(Dataset items)
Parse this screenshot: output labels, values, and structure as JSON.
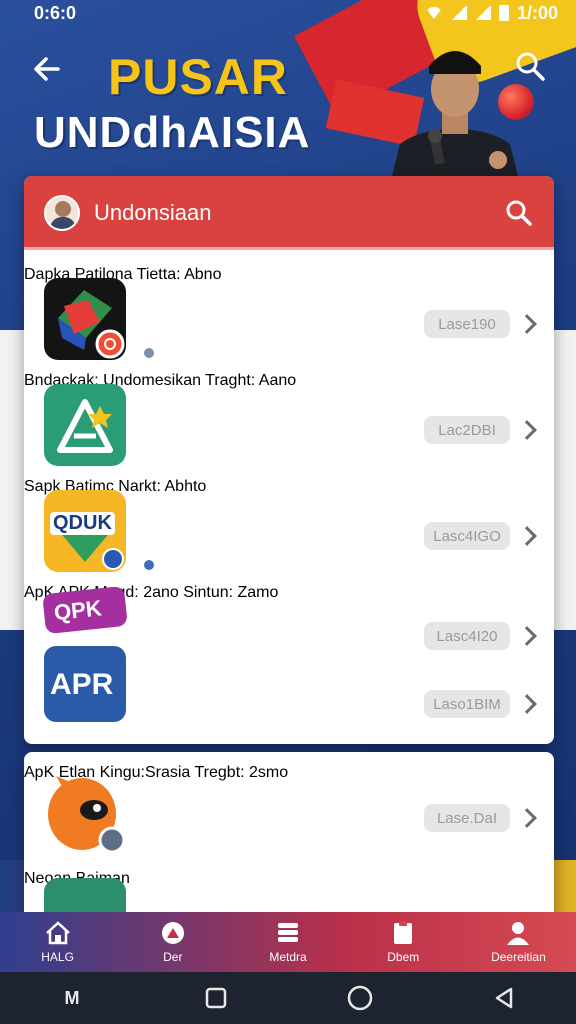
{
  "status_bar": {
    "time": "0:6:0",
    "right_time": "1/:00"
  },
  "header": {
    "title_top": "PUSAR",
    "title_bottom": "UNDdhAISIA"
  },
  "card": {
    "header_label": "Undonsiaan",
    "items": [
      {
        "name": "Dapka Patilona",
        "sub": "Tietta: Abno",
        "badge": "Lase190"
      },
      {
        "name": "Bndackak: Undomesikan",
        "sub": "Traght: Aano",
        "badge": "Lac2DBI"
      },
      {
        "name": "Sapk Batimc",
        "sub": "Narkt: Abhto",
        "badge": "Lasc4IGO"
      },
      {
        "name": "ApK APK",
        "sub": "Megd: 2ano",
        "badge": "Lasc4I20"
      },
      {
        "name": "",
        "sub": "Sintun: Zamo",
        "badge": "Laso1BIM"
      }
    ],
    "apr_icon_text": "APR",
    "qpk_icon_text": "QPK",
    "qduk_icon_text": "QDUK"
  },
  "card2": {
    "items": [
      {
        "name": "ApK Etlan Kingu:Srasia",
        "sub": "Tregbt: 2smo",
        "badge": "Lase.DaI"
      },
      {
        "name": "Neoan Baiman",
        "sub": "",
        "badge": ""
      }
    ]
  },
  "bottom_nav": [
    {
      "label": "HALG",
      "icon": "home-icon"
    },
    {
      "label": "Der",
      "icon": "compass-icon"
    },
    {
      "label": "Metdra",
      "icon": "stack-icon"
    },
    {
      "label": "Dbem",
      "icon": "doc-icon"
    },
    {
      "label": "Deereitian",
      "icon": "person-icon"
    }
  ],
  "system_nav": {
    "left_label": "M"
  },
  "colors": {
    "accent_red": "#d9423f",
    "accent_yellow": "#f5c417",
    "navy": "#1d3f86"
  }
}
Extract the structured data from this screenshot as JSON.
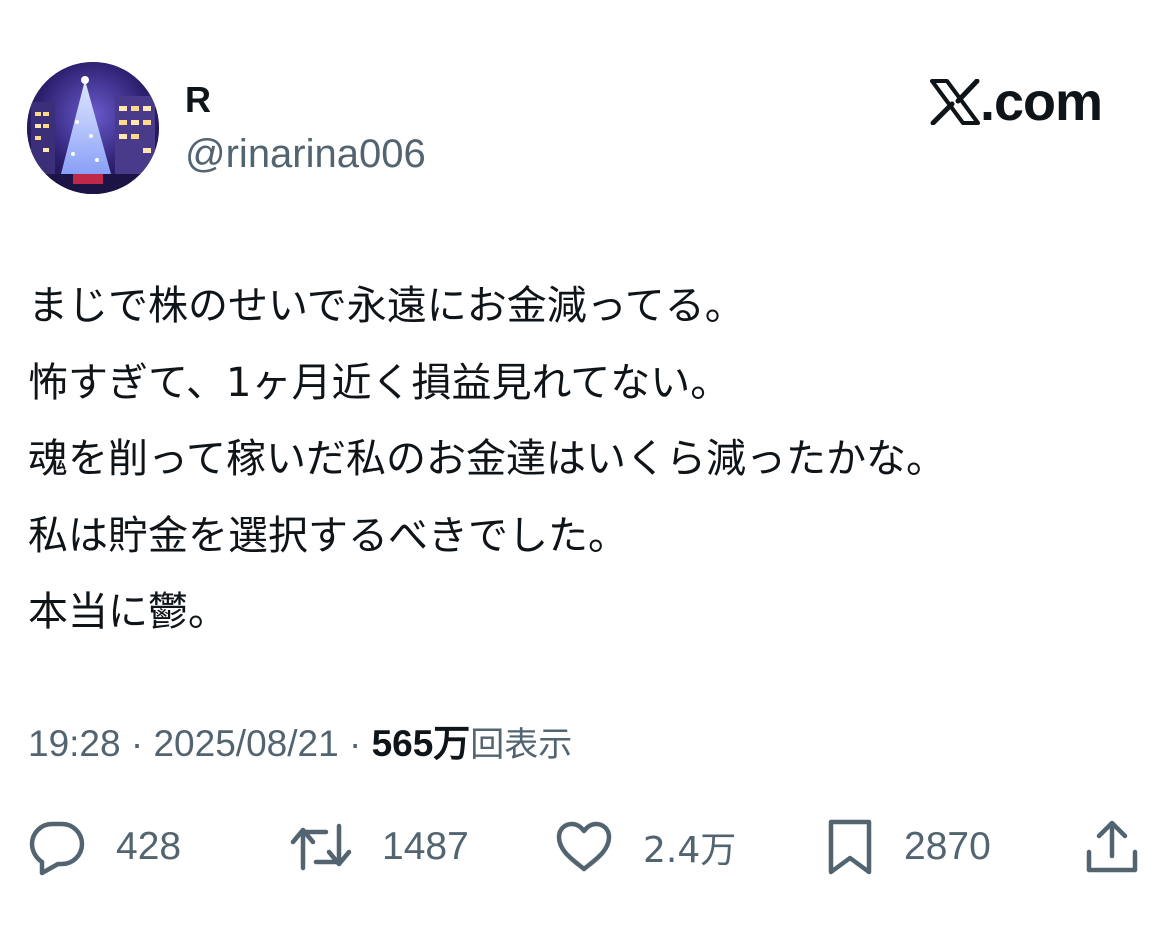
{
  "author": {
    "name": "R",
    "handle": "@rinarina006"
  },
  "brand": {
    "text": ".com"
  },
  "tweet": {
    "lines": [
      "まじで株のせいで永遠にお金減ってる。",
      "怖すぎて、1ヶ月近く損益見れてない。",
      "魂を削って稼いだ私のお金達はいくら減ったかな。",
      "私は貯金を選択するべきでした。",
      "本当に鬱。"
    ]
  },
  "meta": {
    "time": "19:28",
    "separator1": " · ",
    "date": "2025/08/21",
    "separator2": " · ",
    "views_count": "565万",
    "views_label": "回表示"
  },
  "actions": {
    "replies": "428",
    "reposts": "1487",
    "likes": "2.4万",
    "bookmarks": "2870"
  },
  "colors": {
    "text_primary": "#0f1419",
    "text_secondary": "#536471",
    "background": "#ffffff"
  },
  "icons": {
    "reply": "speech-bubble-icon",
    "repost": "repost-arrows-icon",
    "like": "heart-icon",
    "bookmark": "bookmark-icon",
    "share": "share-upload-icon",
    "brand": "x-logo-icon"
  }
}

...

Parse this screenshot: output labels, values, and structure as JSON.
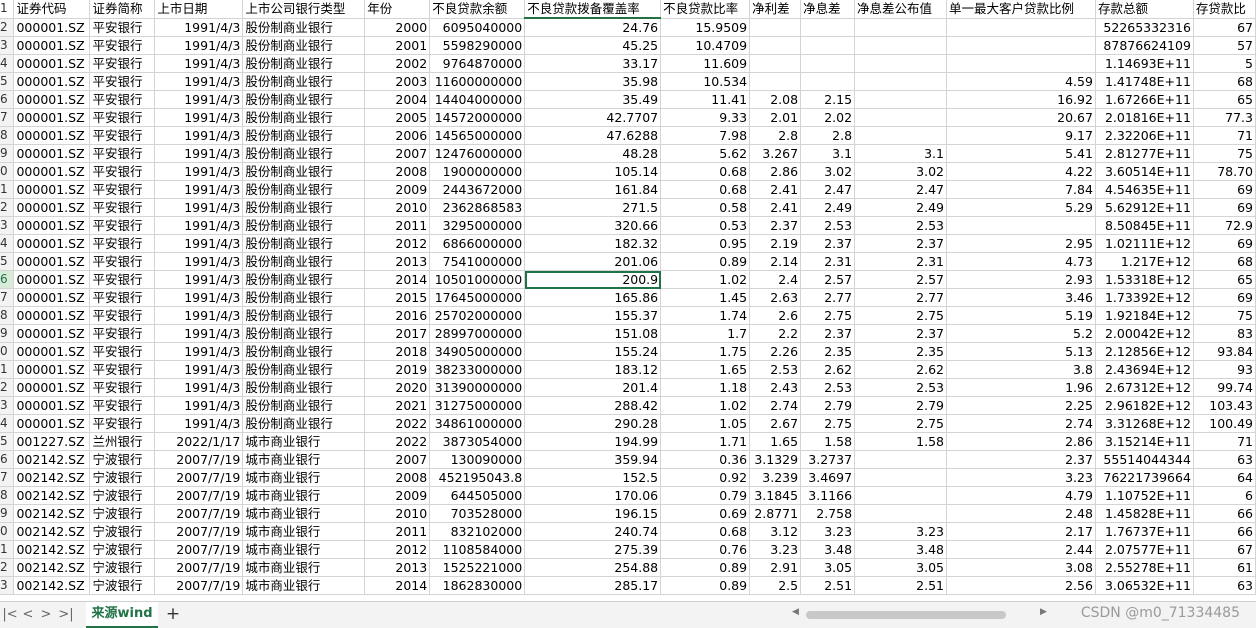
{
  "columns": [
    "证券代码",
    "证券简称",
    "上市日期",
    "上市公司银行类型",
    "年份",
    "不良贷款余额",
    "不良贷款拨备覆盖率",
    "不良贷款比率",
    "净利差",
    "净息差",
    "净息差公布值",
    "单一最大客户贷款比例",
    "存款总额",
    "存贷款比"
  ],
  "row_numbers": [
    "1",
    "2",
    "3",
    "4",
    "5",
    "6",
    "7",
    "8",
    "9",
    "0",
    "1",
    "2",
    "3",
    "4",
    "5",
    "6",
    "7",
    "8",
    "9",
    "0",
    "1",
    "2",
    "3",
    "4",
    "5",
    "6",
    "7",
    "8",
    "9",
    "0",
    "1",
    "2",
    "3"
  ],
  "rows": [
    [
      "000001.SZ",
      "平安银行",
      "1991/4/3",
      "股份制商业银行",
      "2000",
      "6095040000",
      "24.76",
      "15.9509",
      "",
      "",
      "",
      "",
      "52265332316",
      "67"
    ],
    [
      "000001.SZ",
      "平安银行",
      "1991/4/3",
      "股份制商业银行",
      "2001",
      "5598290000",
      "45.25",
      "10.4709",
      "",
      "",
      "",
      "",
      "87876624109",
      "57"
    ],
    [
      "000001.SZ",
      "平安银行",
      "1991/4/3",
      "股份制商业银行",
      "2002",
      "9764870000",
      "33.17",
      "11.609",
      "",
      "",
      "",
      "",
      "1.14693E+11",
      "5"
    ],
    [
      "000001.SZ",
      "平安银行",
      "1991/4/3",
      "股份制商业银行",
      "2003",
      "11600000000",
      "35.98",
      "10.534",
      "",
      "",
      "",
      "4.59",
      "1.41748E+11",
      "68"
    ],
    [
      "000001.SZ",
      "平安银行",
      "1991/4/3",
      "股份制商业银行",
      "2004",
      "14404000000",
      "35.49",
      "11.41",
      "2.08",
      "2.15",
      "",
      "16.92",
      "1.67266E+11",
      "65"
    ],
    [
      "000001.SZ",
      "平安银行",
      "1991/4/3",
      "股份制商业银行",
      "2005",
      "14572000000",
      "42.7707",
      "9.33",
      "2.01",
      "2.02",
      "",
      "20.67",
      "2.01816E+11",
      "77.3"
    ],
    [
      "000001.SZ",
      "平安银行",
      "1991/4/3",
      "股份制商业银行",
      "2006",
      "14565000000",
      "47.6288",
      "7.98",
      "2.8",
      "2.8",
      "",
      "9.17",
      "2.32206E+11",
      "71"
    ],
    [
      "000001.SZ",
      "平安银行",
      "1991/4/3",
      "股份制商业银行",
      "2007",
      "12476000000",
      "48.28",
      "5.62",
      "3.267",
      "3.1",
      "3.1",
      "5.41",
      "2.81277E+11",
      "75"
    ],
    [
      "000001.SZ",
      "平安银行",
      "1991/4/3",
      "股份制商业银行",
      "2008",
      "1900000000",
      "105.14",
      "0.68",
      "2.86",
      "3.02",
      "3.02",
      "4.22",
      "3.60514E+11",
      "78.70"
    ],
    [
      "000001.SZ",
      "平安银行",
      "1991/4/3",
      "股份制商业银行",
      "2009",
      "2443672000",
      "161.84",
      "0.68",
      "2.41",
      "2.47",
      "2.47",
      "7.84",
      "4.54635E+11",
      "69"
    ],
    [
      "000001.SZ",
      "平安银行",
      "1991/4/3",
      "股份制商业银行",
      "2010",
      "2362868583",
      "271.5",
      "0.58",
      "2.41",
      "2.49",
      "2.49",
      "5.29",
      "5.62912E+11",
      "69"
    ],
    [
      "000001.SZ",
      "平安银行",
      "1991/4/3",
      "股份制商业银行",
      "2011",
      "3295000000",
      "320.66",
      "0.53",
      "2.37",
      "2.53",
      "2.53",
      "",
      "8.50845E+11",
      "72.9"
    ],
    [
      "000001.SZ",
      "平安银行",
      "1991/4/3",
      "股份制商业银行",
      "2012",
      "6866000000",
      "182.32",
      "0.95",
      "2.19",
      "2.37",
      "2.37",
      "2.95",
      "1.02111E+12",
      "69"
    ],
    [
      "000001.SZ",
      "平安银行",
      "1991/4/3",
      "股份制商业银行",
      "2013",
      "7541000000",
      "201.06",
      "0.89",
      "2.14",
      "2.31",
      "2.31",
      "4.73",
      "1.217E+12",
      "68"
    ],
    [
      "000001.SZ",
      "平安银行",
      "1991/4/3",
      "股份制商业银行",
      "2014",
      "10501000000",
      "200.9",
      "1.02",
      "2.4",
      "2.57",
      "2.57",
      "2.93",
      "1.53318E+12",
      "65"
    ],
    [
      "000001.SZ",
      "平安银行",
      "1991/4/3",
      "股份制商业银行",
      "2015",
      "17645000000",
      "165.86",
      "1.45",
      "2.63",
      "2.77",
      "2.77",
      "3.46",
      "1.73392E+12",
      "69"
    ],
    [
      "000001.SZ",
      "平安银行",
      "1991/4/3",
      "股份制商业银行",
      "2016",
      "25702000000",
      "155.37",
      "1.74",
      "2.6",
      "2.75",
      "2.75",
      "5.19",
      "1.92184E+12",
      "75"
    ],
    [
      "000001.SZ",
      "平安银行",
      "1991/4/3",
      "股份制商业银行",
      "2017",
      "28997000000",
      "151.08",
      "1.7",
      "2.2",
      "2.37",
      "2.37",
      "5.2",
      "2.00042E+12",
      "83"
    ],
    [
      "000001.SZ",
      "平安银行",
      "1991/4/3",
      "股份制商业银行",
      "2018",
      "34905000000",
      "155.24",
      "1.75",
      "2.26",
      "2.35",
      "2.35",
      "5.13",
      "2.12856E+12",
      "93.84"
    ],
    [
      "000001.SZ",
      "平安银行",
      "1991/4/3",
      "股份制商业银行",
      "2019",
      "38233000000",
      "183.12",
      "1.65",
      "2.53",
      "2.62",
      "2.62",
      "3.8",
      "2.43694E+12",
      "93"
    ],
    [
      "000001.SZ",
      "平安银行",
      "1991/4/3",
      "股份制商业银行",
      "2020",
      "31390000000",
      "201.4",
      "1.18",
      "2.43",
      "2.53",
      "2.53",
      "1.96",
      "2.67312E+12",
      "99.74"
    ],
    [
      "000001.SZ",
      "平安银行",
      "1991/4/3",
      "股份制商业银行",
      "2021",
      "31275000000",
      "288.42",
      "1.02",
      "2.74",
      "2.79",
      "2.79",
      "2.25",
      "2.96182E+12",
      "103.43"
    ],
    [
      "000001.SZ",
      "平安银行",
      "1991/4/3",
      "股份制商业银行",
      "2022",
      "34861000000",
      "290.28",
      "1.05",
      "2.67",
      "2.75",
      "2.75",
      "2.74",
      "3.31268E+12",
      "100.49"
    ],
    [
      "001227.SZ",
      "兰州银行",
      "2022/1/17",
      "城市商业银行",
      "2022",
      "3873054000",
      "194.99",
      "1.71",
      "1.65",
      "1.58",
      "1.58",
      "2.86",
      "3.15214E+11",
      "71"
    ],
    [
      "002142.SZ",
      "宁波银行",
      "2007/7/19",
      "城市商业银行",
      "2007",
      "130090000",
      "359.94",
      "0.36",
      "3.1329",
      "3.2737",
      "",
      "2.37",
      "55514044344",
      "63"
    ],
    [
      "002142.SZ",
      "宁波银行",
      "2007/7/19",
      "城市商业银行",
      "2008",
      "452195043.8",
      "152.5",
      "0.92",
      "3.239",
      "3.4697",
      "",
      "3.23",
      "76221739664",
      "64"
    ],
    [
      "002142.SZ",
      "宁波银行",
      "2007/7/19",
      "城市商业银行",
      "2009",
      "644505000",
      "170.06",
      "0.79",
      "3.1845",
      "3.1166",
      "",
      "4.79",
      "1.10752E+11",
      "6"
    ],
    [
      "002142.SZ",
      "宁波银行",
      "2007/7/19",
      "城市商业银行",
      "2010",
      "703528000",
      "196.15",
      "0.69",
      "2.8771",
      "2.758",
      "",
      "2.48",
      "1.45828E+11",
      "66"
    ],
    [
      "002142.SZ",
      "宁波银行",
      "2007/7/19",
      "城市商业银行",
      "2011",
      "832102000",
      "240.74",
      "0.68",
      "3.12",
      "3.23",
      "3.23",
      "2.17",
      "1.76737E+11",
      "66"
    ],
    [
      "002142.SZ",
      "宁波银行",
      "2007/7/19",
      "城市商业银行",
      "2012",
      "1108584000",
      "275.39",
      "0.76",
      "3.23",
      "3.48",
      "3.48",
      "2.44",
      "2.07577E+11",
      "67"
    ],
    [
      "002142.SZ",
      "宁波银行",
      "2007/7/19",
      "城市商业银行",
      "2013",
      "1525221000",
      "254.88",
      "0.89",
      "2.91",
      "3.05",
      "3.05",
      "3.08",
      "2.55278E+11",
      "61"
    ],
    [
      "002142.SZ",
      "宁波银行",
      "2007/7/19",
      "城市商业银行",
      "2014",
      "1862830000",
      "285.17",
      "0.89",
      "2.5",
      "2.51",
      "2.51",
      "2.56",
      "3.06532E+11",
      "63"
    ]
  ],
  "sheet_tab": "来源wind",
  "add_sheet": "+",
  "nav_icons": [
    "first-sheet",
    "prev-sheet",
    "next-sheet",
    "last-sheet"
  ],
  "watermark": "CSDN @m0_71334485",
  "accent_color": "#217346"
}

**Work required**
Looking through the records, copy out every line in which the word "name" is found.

**Answer to this exercise**
        "name": "Dapka Patilona",
        "name": "Bndackak: Undomesikan",
        "name": "Sapk Batimc",
        "name": "ApK APK",
        "name": "",
        "name": "ApK Etlan Kingu:Srasia",
        "name": "Neoan Baiman",
    "name": "R",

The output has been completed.